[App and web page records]
=== Begin Enclosure ===
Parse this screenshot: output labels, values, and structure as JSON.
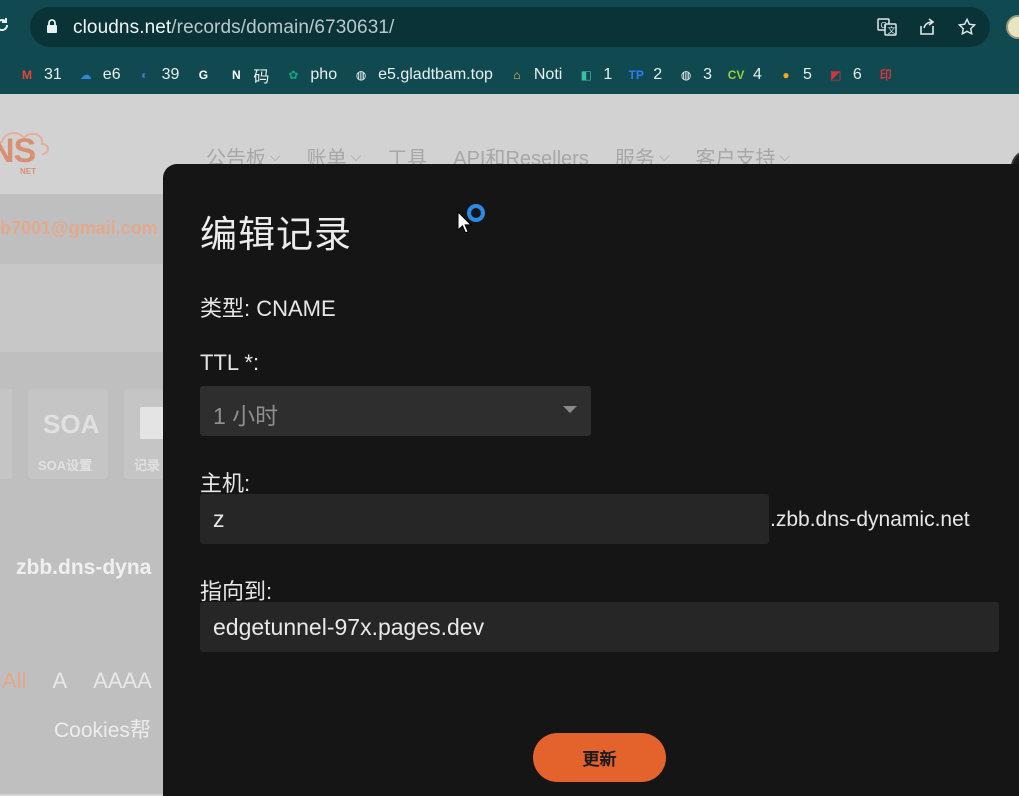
{
  "browser": {
    "url_domain": "cloudns.net",
    "url_path": "/records/domain/6730631/"
  },
  "bookmarks": [
    {
      "label": "31",
      "icon": "gmail-icon",
      "color": "#ea4335",
      "glyph": "M"
    },
    {
      "label": "e6",
      "icon": "onedrive-icon",
      "color": "#2a8ad8",
      "glyph": "☁"
    },
    {
      "label": "39",
      "icon": "linear-icon",
      "color": "#5e6ad2",
      "glyph": "◐"
    },
    {
      "label": "",
      "icon": "google-icon",
      "color": "#ffffff",
      "glyph": "G"
    },
    {
      "label": "码",
      "icon": "notion-icon",
      "color": "#ffffff",
      "glyph": "N"
    },
    {
      "label": "pho",
      "icon": "chatgpt-icon",
      "color": "#10a37f",
      "glyph": "✿"
    },
    {
      "label": "e5.gladtbam.top",
      "icon": "globe-icon",
      "color": "#ffffff",
      "glyph": "◍"
    },
    {
      "label": "Noti",
      "icon": "home-icon",
      "color": "#f2c47b",
      "glyph": "⌂"
    },
    {
      "label": "1",
      "icon": "app-icon",
      "color": "#3cbfa0",
      "glyph": "◧"
    },
    {
      "label": "2",
      "icon": "tp-icon",
      "color": "#2f7bf5",
      "glyph": "TP"
    },
    {
      "label": "3",
      "icon": "globe-icon",
      "color": "#ffffff",
      "glyph": "◍"
    },
    {
      "label": "4",
      "icon": "cv-icon",
      "color": "#9ad03a",
      "glyph": "CV"
    },
    {
      "label": "5",
      "icon": "circle-icon",
      "color": "#f5a623",
      "glyph": "●"
    },
    {
      "label": "6",
      "icon": "red-square-icon",
      "color": "#d6323f",
      "glyph": "◩"
    },
    {
      "label": "",
      "icon": "stamp-icon",
      "color": "#d6323f",
      "glyph": "印"
    }
  ],
  "site": {
    "logo_text": "NS",
    "logo_sub": "NET",
    "nav": [
      "公告板",
      "账单",
      "工具",
      "API和Resellers",
      "服务",
      "客户支持"
    ],
    "nav_has_dropdown": [
      true,
      true,
      false,
      false,
      true,
      true
    ],
    "email": "b7001@gmail.com",
    "soa_big": "SOA",
    "soa_label": "SOA设置",
    "records_label": "记录",
    "domain_partial": "zbb.dns-dyna",
    "filters": [
      "All",
      "A",
      "AAAA"
    ],
    "cookies_text": "Cookies帮"
  },
  "modal": {
    "title": "编辑记录",
    "type_label": "类型: CNAME",
    "ttl_label": "TTL *:",
    "ttl_value": "1 小时",
    "host_label": "主机:",
    "host_value": "z",
    "host_suffix": ".zbb.dns-dynamic.net",
    "target_label": "指向到:",
    "target_value": "edgetunnel-97x.pages.dev",
    "submit_label": "更新"
  },
  "colors": {
    "chrome": "#10494f",
    "accent": "#e4622c",
    "modal_bg": "#151515"
  }
}
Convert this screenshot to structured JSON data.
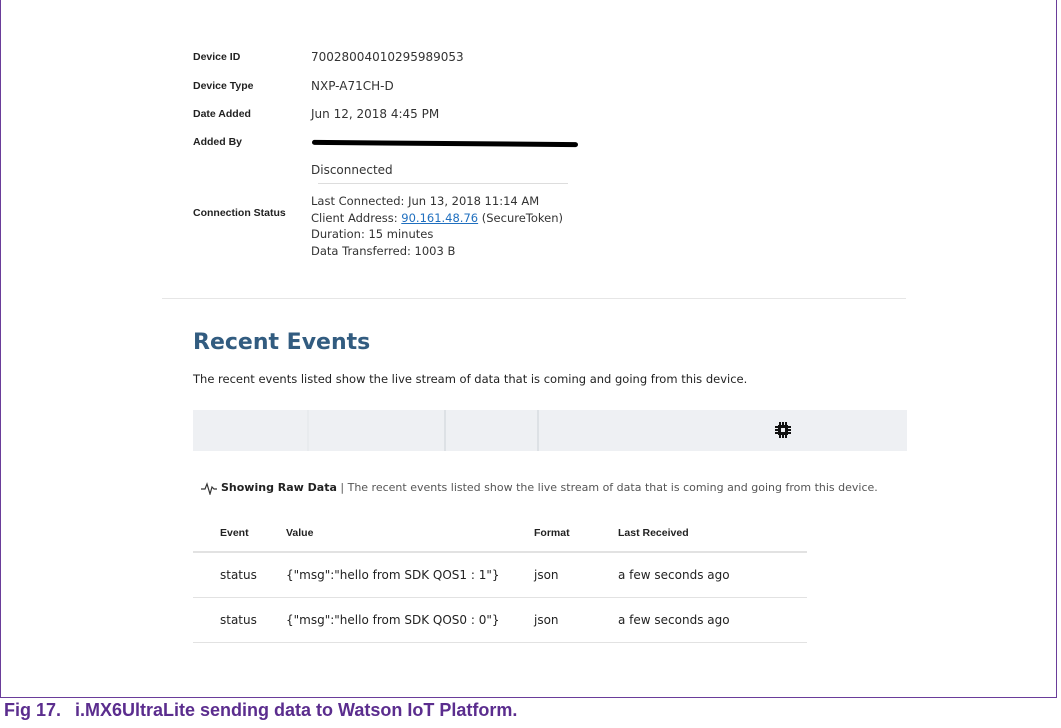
{
  "device": {
    "id_label": "Device ID",
    "id_value": "70028004010295989053",
    "type_label": "Device Type",
    "type_value": "NXP-A71CH-D",
    "date_label": "Date Added",
    "date_value": "Jun 12, 2018 4:45 PM",
    "added_by_label": "Added By",
    "connection_label": "Connection Status",
    "connection_state": "Disconnected",
    "last_connected": "Last Connected: Jun 13, 2018 11:14 AM",
    "client_address_prefix": "Client Address: ",
    "client_address_link": "90.161.48.76",
    "client_address_suffix": " (SecureToken)",
    "duration": "Duration: 15 minutes",
    "data_transferred": "Data Transferred: 1003 B"
  },
  "events": {
    "title": "Recent Events",
    "description": "The recent events listed show the live stream of data that is coming and going from this device.",
    "raw_label": "Showing Raw Data",
    "raw_description": " | The recent events listed show the live stream of data that is coming and going from this device.",
    "columns": [
      "Event",
      "Value",
      "Format",
      "Last Received"
    ],
    "rows": [
      {
        "event": "status",
        "value": "{\"msg\":\"hello from SDK QOS1 : 1\"}",
        "format": "json",
        "received": "a few seconds ago"
      },
      {
        "event": "status",
        "value": "{\"msg\":\"hello from SDK QOS0 : 0\"}",
        "format": "json",
        "received": "a few seconds ago"
      }
    ]
  },
  "caption": {
    "number": "Fig 17.",
    "text": "i.MX6UltraLite sending data to Watson IoT Platform."
  },
  "colors": {
    "heading": "#325c80",
    "frame": "#6a3d9a",
    "caption": "#5b2d8e",
    "link": "#1f6fbf"
  },
  "icons": [
    "chip-icon",
    "pulse-icon"
  ]
}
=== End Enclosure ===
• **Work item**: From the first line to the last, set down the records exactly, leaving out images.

• **Result**:
Parse this screenshot: output labels, values, and structure as JSON.
{
  "browser": {
    "url_domain": "cloudns.net",
    "url_path": "/records/domain/6730631/"
  },
  "bookmarks": [
    {
      "label": "31",
      "icon": "gmail-icon",
      "color": "#ea4335",
      "glyph": "M"
    },
    {
      "label": "e6",
      "icon": "onedrive-icon",
      "color": "#2a8ad8",
      "glyph": "☁"
    },
    {
      "label": "39",
      "icon": "linear-icon",
      "color": "#5e6ad2",
      "glyph": "◐"
    },
    {
      "label": "",
      "icon": "google-icon",
      "color": "#ffffff",
      "glyph": "G"
    },
    {
      "label": "码",
      "icon": "notion-icon",
      "color": "#ffffff",
      "glyph": "N"
    },
    {
      "label": "pho",
      "icon": "chatgpt-icon",
      "color": "#10a37f",
      "glyph": "✿"
    },
    {
      "label": "e5.gladtbam.top",
      "icon": "globe-icon",
      "color": "#ffffff",
      "glyph": "◍"
    },
    {
      "label": "Noti",
      "icon": "home-icon",
      "color": "#f2c47b",
      "glyph": "⌂"
    },
    {
      "label": "1",
      "icon": "app-icon",
      "color": "#3cbfa0",
      "glyph": "◧"
    },
    {
      "label": "2",
      "icon": "tp-icon",
      "color": "#2f7bf5",
      "glyph": "TP"
    },
    {
      "label": "3",
      "icon": "globe-icon",
      "color": "#ffffff",
      "glyph": "◍"
    },
    {
      "label": "4",
      "icon": "cv-icon",
      "color": "#9ad03a",
      "glyph": "CV"
    },
    {
      "label": "5",
      "icon": "circle-icon",
      "color": "#f5a623",
      "glyph": "●"
    },
    {
      "label": "6",
      "icon": "red-square-icon",
      "color": "#d6323f",
      "glyph": "◩"
    },
    {
      "label": "",
      "icon": "stamp-icon",
      "color": "#d6323f",
      "glyph": "印"
    }
  ],
  "site": {
    "logo_text": "NS",
    "logo_sub": "NET",
    "nav": [
      "公告板",
      "账单",
      "工具",
      "API和Resellers",
      "服务",
      "客户支持"
    ],
    "nav_has_dropdown": [
      true,
      true,
      false,
      false,
      true,
      true
    ],
    "email": "b7001@gmail.com",
    "soa_big": "SOA",
    "soa_label": "SOA设置",
    "records_label": "记录",
    "domain_partial": "zbb.dns-dyna",
    "filters": [
      "All",
      "A",
      "AAAA"
    ],
    "cookies_text": "Cookies帮"
  },
  "modal": {
    "title": "编辑记录",
    "type_label": "类型: CNAME",
    "ttl_label": "TTL *:",
    "ttl_value": "1 小时",
    "host_label": "主机:",
    "host_value": "z",
    "host_suffix": ".zbb.dns-dynamic.net",
    "target_label": "指向到:",
    "target_value": "edgetunnel-97x.pages.dev",
    "submit_label": "更新"
  },
  "colors": {
    "chrome": "#10494f",
    "accent": "#e4622c",
    "modal_bg": "#151515"
  }
}
Convert this screenshot to structured JSON data.
{
  "device": {
    "id_label": "Device ID",
    "id_value": "70028004010295989053",
    "type_label": "Device Type",
    "type_value": "NXP-A71CH-D",
    "date_label": "Date Added",
    "date_value": "Jun 12, 2018 4:45 PM",
    "added_by_label": "Added By",
    "connection_label": "Connection Status",
    "connection_state": "Disconnected",
    "last_connected": "Last Connected: Jun 13, 2018 11:14 AM",
    "client_address_prefix": "Client Address: ",
    "client_address_link": "90.161.48.76",
    "client_address_suffix": " (SecureToken)",
    "duration": "Duration: 15 minutes",
    "data_transferred": "Data Transferred: 1003 B"
  },
  "events": {
    "title": "Recent Events",
    "description": "The recent events listed show the live stream of data that is coming and going from this device.",
    "raw_label": "Showing Raw Data",
    "raw_description": " | The recent events listed show the live stream of data that is coming and going from this device.",
    "columns": [
      "Event",
      "Value",
      "Format",
      "Last Received"
    ],
    "rows": [
      {
        "event": "status",
        "value": "{\"msg\":\"hello from SDK QOS1 : 1\"}",
        "format": "json",
        "received": "a few seconds ago"
      },
      {
        "event": "status",
        "value": "{\"msg\":\"hello from SDK QOS0 : 0\"}",
        "format": "json",
        "received": "a few seconds ago"
      }
    ]
  },
  "caption": {
    "number": "Fig 17.",
    "text": "i.MX6UltraLite sending data to Watson IoT Platform."
  },
  "colors": {
    "heading": "#325c80",
    "frame": "#6a3d9a",
    "caption": "#5b2d8e",
    "link": "#1f6fbf"
  },
  "icons": [
    "chip-icon",
    "pulse-icon"
  ]
}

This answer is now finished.